If you want to double the efficiency of your home today, get house mate. But perhaps your home is full to the brim. Seeing as it takes 17.35 3kg cats to heat a 150sqm Passivhaus according to Tim Adams of F2 Design, more residents may not fit. So if you still want to build, here are the 2 most valuable steps: Good Design then get low-embodied, reusable, locally available materials: dirt!

1. Get The Design Right

  • R Values and U Values - these aspects impact our designs

  • Learn from the Ancient practices in Earth Building in Persia, Morroco, China, England and much more

  • Include Windtowers and Earth-cooled ducting systems

  • Earthships tie many ancient design features together

2. Appreciate Earthen Materials

For the Environment, From the Environment

For People, By people - here's a video you might enjoy
Solid Earth builder Verena has a deep love for earth

Health belongs in the equation. Natural buildings mitigate the environment - temperature and humidity.
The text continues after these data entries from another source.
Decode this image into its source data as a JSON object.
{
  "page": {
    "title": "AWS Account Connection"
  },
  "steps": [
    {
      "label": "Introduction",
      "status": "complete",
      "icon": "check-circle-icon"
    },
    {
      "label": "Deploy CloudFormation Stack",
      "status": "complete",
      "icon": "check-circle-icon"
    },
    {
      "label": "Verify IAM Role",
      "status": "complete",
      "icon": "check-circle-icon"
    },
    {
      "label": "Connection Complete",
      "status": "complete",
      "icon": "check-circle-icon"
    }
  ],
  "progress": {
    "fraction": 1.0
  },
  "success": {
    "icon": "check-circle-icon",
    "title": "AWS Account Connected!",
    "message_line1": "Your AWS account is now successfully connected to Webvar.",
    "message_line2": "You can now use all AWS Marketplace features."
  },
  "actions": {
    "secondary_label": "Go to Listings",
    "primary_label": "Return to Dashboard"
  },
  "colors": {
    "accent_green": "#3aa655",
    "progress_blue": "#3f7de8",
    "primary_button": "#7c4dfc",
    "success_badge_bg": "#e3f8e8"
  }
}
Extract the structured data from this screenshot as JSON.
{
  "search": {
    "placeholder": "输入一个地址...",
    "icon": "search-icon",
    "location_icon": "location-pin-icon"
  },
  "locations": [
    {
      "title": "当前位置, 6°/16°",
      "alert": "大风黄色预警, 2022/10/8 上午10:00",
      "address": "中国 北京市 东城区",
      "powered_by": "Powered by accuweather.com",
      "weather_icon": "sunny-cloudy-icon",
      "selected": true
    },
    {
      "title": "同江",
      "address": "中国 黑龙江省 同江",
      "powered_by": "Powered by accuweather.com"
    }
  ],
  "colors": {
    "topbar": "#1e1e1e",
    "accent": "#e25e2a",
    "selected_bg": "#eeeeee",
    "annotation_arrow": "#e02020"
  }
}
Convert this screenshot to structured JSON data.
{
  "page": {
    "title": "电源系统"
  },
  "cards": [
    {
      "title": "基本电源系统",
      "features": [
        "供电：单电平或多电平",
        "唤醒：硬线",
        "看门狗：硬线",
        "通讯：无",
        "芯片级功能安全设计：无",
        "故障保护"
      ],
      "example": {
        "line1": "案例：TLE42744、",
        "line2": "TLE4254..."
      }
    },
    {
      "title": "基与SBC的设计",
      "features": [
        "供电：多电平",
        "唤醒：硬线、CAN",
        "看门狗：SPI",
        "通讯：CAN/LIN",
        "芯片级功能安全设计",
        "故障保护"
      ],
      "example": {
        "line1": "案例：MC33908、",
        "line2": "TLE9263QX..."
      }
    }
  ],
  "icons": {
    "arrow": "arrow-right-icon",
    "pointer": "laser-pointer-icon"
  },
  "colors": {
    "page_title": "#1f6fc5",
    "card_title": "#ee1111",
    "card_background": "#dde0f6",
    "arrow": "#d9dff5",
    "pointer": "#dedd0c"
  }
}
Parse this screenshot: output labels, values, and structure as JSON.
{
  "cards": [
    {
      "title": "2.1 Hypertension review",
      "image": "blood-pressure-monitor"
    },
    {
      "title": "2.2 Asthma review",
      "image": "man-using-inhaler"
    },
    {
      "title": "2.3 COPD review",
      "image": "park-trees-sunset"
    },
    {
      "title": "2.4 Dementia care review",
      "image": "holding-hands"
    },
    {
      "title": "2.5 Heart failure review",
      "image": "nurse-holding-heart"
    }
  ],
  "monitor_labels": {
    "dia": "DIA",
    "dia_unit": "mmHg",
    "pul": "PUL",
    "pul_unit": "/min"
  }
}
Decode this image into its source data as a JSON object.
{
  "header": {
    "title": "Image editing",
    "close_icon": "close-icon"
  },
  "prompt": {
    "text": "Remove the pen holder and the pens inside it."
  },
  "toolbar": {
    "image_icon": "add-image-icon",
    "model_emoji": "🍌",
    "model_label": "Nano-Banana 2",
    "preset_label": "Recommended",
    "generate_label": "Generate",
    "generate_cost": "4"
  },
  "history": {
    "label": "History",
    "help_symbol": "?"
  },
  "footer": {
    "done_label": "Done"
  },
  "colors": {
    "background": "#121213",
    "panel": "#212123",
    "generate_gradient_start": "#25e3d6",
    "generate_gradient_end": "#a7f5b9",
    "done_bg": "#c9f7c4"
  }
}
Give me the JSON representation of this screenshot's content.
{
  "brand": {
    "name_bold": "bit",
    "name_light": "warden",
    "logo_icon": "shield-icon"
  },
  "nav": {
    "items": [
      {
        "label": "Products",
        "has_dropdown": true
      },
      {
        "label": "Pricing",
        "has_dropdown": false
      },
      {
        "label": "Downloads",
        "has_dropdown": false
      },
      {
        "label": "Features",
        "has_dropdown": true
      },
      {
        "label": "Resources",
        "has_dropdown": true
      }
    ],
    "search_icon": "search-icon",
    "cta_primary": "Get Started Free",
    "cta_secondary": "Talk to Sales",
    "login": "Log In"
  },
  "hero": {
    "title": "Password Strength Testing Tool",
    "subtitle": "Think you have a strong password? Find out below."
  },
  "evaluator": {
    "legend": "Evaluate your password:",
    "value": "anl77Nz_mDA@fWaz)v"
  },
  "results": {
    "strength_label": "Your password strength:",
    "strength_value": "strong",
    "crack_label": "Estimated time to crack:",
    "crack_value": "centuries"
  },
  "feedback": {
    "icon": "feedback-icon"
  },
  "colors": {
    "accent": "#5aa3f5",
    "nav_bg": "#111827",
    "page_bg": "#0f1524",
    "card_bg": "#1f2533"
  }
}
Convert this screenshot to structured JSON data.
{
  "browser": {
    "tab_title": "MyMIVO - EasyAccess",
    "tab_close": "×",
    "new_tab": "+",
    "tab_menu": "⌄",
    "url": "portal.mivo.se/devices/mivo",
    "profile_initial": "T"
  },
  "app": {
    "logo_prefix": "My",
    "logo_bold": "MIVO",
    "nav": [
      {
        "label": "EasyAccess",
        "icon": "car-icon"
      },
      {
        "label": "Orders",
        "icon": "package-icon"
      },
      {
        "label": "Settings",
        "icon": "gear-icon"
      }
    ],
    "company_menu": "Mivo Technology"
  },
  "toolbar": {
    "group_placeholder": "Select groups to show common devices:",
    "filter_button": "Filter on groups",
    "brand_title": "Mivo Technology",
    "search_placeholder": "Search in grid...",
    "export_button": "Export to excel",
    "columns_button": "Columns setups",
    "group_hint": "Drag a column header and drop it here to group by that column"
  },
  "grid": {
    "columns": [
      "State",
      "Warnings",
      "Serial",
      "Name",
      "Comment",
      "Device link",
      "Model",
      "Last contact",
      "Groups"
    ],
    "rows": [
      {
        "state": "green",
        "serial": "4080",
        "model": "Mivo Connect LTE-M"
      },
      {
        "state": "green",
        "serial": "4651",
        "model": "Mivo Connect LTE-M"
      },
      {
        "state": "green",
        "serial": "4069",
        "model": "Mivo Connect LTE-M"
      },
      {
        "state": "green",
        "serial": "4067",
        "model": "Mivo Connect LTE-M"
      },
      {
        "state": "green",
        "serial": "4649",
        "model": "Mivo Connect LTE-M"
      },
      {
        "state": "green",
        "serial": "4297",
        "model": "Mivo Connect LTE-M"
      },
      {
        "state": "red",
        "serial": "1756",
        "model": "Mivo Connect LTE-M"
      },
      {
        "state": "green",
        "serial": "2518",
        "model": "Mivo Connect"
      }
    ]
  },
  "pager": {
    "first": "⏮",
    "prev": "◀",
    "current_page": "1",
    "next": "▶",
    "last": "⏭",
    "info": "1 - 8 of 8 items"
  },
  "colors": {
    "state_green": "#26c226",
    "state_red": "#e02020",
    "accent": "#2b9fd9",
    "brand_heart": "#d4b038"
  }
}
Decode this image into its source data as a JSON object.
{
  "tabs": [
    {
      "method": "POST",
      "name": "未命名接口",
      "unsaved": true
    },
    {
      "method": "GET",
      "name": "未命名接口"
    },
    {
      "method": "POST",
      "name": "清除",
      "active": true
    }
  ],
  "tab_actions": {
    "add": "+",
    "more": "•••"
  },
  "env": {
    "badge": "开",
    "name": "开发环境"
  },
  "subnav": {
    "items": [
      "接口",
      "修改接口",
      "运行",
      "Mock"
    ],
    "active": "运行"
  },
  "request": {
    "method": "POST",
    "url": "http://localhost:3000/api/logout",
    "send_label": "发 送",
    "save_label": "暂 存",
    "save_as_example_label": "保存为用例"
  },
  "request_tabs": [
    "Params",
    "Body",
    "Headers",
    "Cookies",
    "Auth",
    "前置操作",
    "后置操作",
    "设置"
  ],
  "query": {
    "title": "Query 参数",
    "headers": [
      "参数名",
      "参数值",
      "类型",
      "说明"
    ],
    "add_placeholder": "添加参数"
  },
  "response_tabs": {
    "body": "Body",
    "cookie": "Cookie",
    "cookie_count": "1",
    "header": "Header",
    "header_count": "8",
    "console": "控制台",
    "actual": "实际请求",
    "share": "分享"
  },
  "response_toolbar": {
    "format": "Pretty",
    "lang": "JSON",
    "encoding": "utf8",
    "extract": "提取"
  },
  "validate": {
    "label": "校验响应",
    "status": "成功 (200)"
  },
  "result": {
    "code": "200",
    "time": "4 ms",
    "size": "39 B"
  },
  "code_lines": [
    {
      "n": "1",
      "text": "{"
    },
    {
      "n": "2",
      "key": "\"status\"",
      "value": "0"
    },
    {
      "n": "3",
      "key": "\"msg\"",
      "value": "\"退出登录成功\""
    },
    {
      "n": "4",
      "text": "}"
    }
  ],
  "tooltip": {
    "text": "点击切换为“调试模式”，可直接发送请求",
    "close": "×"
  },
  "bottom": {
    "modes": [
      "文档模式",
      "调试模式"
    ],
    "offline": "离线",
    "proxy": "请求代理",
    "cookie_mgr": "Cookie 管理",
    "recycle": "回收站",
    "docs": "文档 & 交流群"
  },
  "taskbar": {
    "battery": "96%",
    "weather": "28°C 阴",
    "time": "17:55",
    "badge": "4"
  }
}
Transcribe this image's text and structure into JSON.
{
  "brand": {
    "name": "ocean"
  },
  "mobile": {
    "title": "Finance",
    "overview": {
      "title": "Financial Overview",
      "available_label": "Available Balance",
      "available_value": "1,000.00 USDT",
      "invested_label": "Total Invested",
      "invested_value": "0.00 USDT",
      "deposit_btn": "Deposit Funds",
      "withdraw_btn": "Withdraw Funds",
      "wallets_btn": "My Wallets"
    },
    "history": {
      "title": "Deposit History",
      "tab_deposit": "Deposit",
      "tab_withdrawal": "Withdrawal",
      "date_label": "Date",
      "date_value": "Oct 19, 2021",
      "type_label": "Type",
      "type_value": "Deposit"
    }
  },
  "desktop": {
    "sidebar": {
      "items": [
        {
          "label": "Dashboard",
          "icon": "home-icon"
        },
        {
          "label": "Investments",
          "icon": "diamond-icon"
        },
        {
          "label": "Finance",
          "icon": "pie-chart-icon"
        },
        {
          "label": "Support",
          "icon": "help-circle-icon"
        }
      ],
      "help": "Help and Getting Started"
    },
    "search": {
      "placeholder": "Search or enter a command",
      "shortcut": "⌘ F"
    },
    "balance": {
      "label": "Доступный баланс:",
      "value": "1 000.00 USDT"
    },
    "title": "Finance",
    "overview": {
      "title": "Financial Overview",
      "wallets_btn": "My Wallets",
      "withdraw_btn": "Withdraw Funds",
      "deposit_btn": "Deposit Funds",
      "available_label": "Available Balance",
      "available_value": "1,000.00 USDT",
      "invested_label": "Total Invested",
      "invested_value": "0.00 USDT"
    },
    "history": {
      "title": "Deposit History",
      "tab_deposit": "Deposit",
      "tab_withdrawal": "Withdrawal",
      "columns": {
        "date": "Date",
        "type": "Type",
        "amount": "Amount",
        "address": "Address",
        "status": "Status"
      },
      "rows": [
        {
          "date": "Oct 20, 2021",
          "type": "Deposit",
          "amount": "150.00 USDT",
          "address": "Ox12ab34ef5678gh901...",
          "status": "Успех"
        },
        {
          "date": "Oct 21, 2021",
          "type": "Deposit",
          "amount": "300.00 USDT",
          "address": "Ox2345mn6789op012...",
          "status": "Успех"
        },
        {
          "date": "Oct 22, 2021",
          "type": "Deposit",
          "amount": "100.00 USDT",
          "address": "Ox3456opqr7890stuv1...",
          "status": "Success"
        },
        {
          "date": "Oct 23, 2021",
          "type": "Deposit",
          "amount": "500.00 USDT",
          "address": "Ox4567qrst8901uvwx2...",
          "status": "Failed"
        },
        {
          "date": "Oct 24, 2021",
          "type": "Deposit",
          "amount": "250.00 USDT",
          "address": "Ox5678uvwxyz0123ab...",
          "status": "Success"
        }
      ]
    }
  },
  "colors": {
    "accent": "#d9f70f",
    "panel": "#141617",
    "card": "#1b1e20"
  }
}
This will make safer and more comfortable homes.

Keep it small

Just because the process is going to big, this does not mean each building needs to be big. The permaculture principle of starting small and being successful is priceless in the world of building design.

A retrofit is good for developing skills and good for the next occupant. Anyone can increase the thermal mass of a building with simple earth render or a mud-brick feature wall.

You can also use earthen materials to create insulation. Light-earth is a great material to put insulation into your walls.

Empowering and Fun

The experience of building with dirt was demonstrated in the workshops. There was a range of techniques and all of them were fun and empowering.